In the morning there was some pretence of work and study. In the afternoon your uncle always took my sister Margaret and myself a long walk. We traversed every part of the City, Islington, Clerkenwell, and the Parks, returning just in time for a six o'clock dinner. What anecdotes he used to pour out about every street, and square, and court, and alley! There are many places I never pass without 'the tender grace of a day that is dead' coming back to me. Then, after dinner, he always walked up and down the drawing-room between us chatting till tea-time. Our noisy mirth, his wretched puns, so many a minute, so many an hour! Then we sang, none of us having any voices, and he, if possible, least of all; but still the old nursery songs were set to music, and chanted. My father, sitting at his own table, used to look up occasionally, and push back his spectacles, and, I dare say, wonder in his heart how we could so waste our time. After tea the book then in reading was produced. Your uncle very seldom read aloud himself of an evening, but walked about listening, and commenting, and drinking water.
The Sundays were in some respects trying days to him. My father's habit was to read a long sermon to us all in the afternoon, and again after evening service another long sermon was read at prayer-time to the servants.
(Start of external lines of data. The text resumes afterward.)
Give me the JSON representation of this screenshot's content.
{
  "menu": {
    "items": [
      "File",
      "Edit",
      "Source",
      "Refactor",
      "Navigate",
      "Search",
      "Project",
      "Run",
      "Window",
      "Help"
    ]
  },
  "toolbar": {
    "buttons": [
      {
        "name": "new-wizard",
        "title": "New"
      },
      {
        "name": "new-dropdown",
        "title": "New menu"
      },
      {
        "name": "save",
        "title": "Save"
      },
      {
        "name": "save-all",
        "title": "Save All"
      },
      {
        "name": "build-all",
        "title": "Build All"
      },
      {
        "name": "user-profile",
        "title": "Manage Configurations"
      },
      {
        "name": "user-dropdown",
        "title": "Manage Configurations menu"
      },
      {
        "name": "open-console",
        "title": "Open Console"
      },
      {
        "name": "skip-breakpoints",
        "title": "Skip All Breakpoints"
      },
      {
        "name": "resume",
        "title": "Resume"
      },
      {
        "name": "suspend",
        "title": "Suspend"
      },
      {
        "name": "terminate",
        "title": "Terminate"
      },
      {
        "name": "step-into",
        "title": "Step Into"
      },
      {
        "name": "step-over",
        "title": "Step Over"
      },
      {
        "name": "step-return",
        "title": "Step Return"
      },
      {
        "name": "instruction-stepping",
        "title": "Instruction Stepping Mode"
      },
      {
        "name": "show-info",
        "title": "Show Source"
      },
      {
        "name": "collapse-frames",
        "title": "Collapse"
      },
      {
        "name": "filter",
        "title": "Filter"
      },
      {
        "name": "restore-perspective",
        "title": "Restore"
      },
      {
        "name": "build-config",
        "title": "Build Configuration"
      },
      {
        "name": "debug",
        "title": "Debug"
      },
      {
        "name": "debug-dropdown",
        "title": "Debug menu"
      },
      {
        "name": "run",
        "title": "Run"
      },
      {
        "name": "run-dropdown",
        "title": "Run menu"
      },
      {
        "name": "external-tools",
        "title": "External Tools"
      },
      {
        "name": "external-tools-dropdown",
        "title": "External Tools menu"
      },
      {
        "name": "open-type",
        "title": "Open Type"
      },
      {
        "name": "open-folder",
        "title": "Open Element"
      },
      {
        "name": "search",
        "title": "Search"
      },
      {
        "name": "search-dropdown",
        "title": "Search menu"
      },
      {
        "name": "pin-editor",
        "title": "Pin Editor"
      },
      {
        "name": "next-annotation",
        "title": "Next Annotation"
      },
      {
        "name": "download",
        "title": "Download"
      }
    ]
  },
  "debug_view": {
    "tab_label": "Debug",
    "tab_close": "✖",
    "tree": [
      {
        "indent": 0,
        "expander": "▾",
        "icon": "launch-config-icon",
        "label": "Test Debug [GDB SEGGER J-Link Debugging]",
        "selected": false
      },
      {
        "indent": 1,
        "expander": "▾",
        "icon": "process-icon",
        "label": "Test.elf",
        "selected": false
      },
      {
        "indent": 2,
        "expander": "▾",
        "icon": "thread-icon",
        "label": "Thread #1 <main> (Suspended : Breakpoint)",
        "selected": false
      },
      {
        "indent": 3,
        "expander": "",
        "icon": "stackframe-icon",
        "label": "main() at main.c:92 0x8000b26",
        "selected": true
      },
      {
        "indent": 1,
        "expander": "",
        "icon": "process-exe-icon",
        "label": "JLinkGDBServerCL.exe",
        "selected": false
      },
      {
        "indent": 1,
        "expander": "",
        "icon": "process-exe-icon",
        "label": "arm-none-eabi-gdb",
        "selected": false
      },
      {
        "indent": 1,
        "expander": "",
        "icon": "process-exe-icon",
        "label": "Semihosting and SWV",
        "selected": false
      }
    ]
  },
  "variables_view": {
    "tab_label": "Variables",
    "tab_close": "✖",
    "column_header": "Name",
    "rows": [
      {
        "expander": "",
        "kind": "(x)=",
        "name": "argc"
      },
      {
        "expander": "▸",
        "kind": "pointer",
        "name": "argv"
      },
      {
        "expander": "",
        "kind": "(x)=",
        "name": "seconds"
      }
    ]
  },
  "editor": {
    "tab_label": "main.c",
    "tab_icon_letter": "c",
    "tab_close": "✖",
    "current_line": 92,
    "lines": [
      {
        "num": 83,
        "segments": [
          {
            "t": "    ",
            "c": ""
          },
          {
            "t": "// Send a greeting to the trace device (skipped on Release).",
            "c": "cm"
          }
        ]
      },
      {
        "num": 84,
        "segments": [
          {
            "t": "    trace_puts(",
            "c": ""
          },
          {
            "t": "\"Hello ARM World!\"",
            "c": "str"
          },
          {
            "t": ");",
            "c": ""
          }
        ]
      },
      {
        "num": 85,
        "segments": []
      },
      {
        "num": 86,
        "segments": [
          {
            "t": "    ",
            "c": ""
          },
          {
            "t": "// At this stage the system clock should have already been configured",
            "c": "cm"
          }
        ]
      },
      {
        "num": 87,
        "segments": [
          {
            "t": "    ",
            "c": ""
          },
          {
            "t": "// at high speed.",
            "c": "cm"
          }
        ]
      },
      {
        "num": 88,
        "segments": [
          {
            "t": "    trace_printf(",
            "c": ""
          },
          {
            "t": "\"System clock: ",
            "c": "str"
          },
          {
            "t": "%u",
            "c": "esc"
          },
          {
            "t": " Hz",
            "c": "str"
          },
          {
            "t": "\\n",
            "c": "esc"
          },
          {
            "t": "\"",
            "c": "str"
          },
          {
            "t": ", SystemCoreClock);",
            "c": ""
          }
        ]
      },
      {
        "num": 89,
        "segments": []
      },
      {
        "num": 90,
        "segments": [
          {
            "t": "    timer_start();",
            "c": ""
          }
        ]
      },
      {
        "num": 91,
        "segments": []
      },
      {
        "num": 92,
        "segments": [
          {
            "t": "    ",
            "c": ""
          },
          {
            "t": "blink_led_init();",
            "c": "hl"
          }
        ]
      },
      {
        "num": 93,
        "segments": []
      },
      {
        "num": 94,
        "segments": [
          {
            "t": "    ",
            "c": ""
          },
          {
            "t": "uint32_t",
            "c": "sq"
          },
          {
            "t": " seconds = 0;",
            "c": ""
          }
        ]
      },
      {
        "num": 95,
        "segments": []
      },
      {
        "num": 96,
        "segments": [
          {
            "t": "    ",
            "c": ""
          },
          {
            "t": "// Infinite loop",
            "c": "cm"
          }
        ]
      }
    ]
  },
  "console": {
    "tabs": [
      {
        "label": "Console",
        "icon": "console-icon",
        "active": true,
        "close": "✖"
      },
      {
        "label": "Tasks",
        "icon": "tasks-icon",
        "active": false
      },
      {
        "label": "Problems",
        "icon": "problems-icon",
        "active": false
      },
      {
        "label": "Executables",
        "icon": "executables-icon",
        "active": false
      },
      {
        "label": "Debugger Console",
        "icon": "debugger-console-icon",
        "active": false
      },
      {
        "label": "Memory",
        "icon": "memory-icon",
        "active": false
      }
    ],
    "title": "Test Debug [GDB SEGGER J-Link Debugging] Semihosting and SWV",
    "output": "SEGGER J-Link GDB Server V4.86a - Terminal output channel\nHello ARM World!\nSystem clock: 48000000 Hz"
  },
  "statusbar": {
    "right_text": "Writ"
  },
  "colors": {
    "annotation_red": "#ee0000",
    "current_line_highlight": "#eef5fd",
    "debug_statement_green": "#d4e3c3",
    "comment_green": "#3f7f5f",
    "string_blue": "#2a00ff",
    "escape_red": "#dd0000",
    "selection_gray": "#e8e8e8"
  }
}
Our doors were open to sons of relations or friends; and cousins who were medical students, or clerks in merchants' houses, came in regularly to partake of our Sunday dinner and sermons. Sunday walking, for walking's sake, was never allowed; and even going to a distant church was discouraged. When in Cadogan Place, we always crossed the Five Fields, where Belgrave Square now stands, to hear Dr. Thorpe at the Lock Chapel, and bring him home to dine with us.
From Great Ormond Street, we attended St. John's Chapel in Bedford Row, then served by Daniel Wilson, afterwards Bishop of Calcutta. He was succeeded in 1826 by the Rev. Baptist Noel. Your uncle generally went to church with us in the morning, and latterly formed the habit of walking out of town, alone or with a friend, in the after part of the day. I never heard that my father took any notice of this; and, indeed, in the interior of his own family, he never attempted in the smallest degree to check his son in his mode of life, or in the expression of his opinions.
I believe that breakfast was the pleasantest part of the day to my father. His spirits were then at their best, and he was most disposed to general conversation. He delighted in discussing the newspaper with his son, and lingered over the table long after the meal was finished. On this account he felt it extremely when, in the year 1829, your uncle went to live in chambers, and often said to my mother that the change had taken the brightness out of his day. Though your uncle generally dined with us, yet my father was tired by the evening, so that the breakfast hour was a grievous loss to him, as indeed it was to us all. Truly he was to old and young alike the sunshine of our home; and I believe that no one, who did not know him there, ever knew him in his most brilliant, witty, and fertile vein.
That home was never more cheerful than during the eight years which followed the close of Macaulay's college life. There had been much quiet happiness at Clapham, and much in Cadogan Place; but it was round the house in Great Ormond Street that the dearest associations gathered. More than forty years afterwards, when Lady Trevelyan was dying, she had herself driven to the spot, as the last drive she ever took, and sat silent in her carriage for many minutes with her eyes fixed upon those well-known walls.